I thought it would be cool to share them with all of you! Who knows, maybe you guys will find these questions as interesting as I do and use them as conversation starters at your next holiday gathering.

Also, I love reading the comments that you all post on my blog! For this specific post, if you would like to share your answers to one (or more) of these questions, please do so in the comments section.

Without further ado, the questions are:
1. If you could make a 30 second speech to the entire world, what would you say?
2. If you were going to die at midnight, what would you be doing at 11:45 p.m.?
3. How do you really KNOW anything for sure?
4. If you had all the money in the world but still had to have some kind of job, what would you choose to do?

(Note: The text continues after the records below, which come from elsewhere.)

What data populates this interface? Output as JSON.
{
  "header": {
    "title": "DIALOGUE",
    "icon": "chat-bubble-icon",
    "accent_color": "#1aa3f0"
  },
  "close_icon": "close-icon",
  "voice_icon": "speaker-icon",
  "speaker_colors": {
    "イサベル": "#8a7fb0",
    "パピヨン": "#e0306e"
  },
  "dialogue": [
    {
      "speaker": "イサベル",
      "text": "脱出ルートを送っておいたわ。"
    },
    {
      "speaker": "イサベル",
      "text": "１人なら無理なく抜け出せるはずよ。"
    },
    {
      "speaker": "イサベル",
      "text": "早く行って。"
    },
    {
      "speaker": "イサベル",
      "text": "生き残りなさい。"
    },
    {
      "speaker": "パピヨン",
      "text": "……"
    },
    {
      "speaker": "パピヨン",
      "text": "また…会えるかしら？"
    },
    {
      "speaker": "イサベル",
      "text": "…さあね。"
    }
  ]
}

5. When you’re 90 years old, what will matter most to you?
6. What do you regret most so far in life?
7. How can you apply the lesson you learned from that regret to your life TODAY?
8. What would you change if you were told with 100% certainty that God does not exist? Or, if you don’t believe in God, that he does exist?

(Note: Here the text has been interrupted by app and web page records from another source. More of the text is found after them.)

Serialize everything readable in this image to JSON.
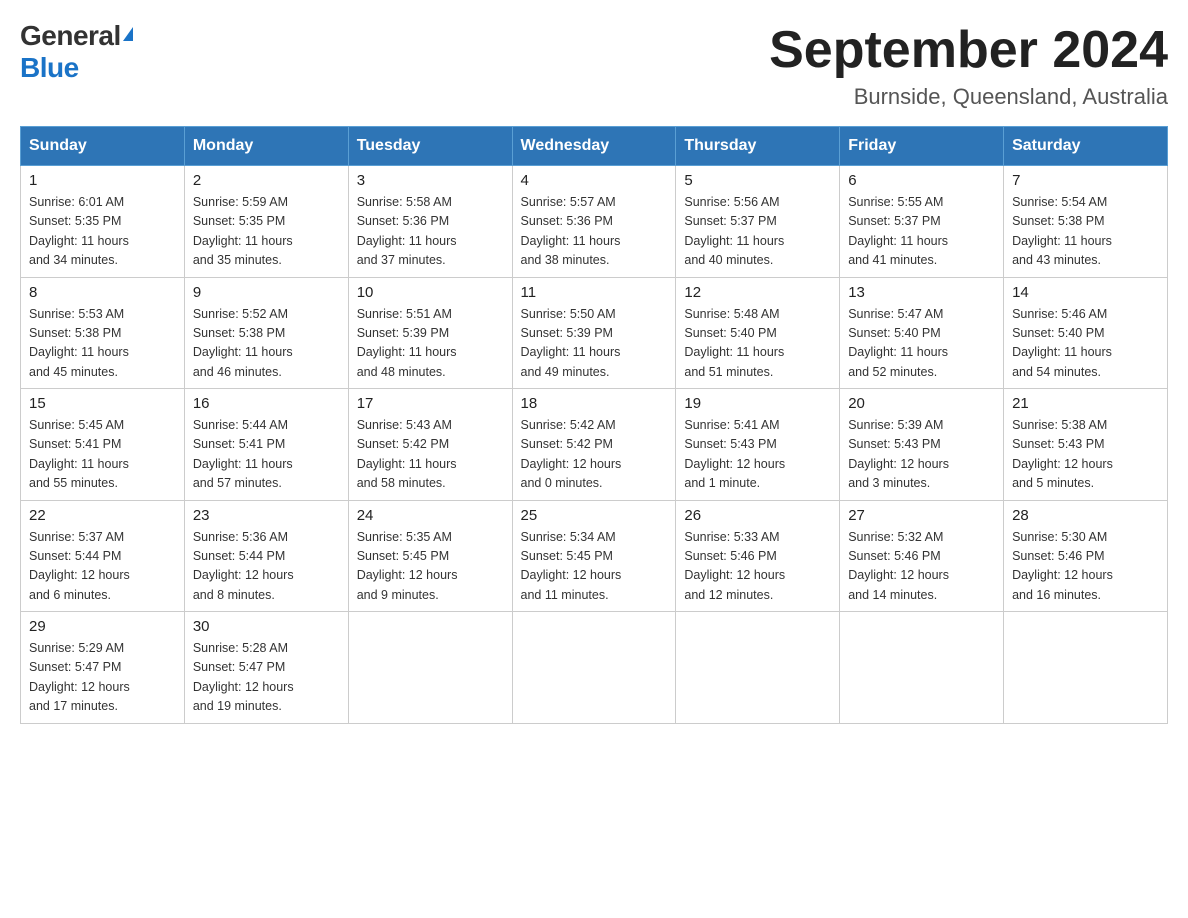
{
  "logo": {
    "general": "General",
    "blue": "Blue"
  },
  "title": "September 2024",
  "location": "Burnside, Queensland, Australia",
  "days_of_week": [
    "Sunday",
    "Monday",
    "Tuesday",
    "Wednesday",
    "Thursday",
    "Friday",
    "Saturday"
  ],
  "weeks": [
    [
      {
        "day": "1",
        "sunrise": "6:01 AM",
        "sunset": "5:35 PM",
        "daylight": "11 hours and 34 minutes."
      },
      {
        "day": "2",
        "sunrise": "5:59 AM",
        "sunset": "5:35 PM",
        "daylight": "11 hours and 35 minutes."
      },
      {
        "day": "3",
        "sunrise": "5:58 AM",
        "sunset": "5:36 PM",
        "daylight": "11 hours and 37 minutes."
      },
      {
        "day": "4",
        "sunrise": "5:57 AM",
        "sunset": "5:36 PM",
        "daylight": "11 hours and 38 minutes."
      },
      {
        "day": "5",
        "sunrise": "5:56 AM",
        "sunset": "5:37 PM",
        "daylight": "11 hours and 40 minutes."
      },
      {
        "day": "6",
        "sunrise": "5:55 AM",
        "sunset": "5:37 PM",
        "daylight": "11 hours and 41 minutes."
      },
      {
        "day": "7",
        "sunrise": "5:54 AM",
        "sunset": "5:38 PM",
        "daylight": "11 hours and 43 minutes."
      }
    ],
    [
      {
        "day": "8",
        "sunrise": "5:53 AM",
        "sunset": "5:38 PM",
        "daylight": "11 hours and 45 minutes."
      },
      {
        "day": "9",
        "sunrise": "5:52 AM",
        "sunset": "5:38 PM",
        "daylight": "11 hours and 46 minutes."
      },
      {
        "day": "10",
        "sunrise": "5:51 AM",
        "sunset": "5:39 PM",
        "daylight": "11 hours and 48 minutes."
      },
      {
        "day": "11",
        "sunrise": "5:50 AM",
        "sunset": "5:39 PM",
        "daylight": "11 hours and 49 minutes."
      },
      {
        "day": "12",
        "sunrise": "5:48 AM",
        "sunset": "5:40 PM",
        "daylight": "11 hours and 51 minutes."
      },
      {
        "day": "13",
        "sunrise": "5:47 AM",
        "sunset": "5:40 PM",
        "daylight": "11 hours and 52 minutes."
      },
      {
        "day": "14",
        "sunrise": "5:46 AM",
        "sunset": "5:40 PM",
        "daylight": "11 hours and 54 minutes."
      }
    ],
    [
      {
        "day": "15",
        "sunrise": "5:45 AM",
        "sunset": "5:41 PM",
        "daylight": "11 hours and 55 minutes."
      },
      {
        "day": "16",
        "sunrise": "5:44 AM",
        "sunset": "5:41 PM",
        "daylight": "11 hours and 57 minutes."
      },
      {
        "day": "17",
        "sunrise": "5:43 AM",
        "sunset": "5:42 PM",
        "daylight": "11 hours and 58 minutes."
      },
      {
        "day": "18",
        "sunrise": "5:42 AM",
        "sunset": "5:42 PM",
        "daylight": "12 hours and 0 minutes."
      },
      {
        "day": "19",
        "sunrise": "5:41 AM",
        "sunset": "5:43 PM",
        "daylight": "12 hours and 1 minute."
      },
      {
        "day": "20",
        "sunrise": "5:39 AM",
        "sunset": "5:43 PM",
        "daylight": "12 hours and 3 minutes."
      },
      {
        "day": "21",
        "sunrise": "5:38 AM",
        "sunset": "5:43 PM",
        "daylight": "12 hours and 5 minutes."
      }
    ],
    [
      {
        "day": "22",
        "sunrise": "5:37 AM",
        "sunset": "5:44 PM",
        "daylight": "12 hours and 6 minutes."
      },
      {
        "day": "23",
        "sunrise": "5:36 AM",
        "sunset": "5:44 PM",
        "daylight": "12 hours and 8 minutes."
      },
      {
        "day": "24",
        "sunrise": "5:35 AM",
        "sunset": "5:45 PM",
        "daylight": "12 hours and 9 minutes."
      },
      {
        "day": "25",
        "sunrise": "5:34 AM",
        "sunset": "5:45 PM",
        "daylight": "12 hours and 11 minutes."
      },
      {
        "day": "26",
        "sunrise": "5:33 AM",
        "sunset": "5:46 PM",
        "daylight": "12 hours and 12 minutes."
      },
      {
        "day": "27",
        "sunrise": "5:32 AM",
        "sunset": "5:46 PM",
        "daylight": "12 hours and 14 minutes."
      },
      {
        "day": "28",
        "sunrise": "5:30 AM",
        "sunset": "5:46 PM",
        "daylight": "12 hours and 16 minutes."
      }
    ],
    [
      {
        "day": "29",
        "sunrise": "5:29 AM",
        "sunset": "5:47 PM",
        "daylight": "12 hours and 17 minutes."
      },
      {
        "day": "30",
        "sunrise": "5:28 AM",
        "sunset": "5:47 PM",
        "daylight": "12 hours and 19 minutes."
      },
      null,
      null,
      null,
      null,
      null
    ]
  ],
  "labels": {
    "sunrise": "Sunrise:",
    "sunset": "Sunset:",
    "daylight": "Daylight:"
  }
}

9. If you lost everything tomorrow, whose arms would you run to? Does that person know how much they mean to you?
10. Do you fear death? If so do you have a good reason?
11. What would you change if you knew you were NEVER going to die?
12. If you were at heaven’s gate and God asked you, “why should I let you in?,” what would you say?
13. When will you be good enough for you? Is there some breaking point where you will accept everything about yourself?
14. Is the country you live in really the best fit for you?
15. What would people say about you at your funeral?
16. What small thing could you do to make someone’s day better?
17. If you believe in God, would your relationship with God change at all if you were told with 100% certainty that he was actually a she?
18. What do you believe stands between you and complete happiness?

Granny Smith – over and out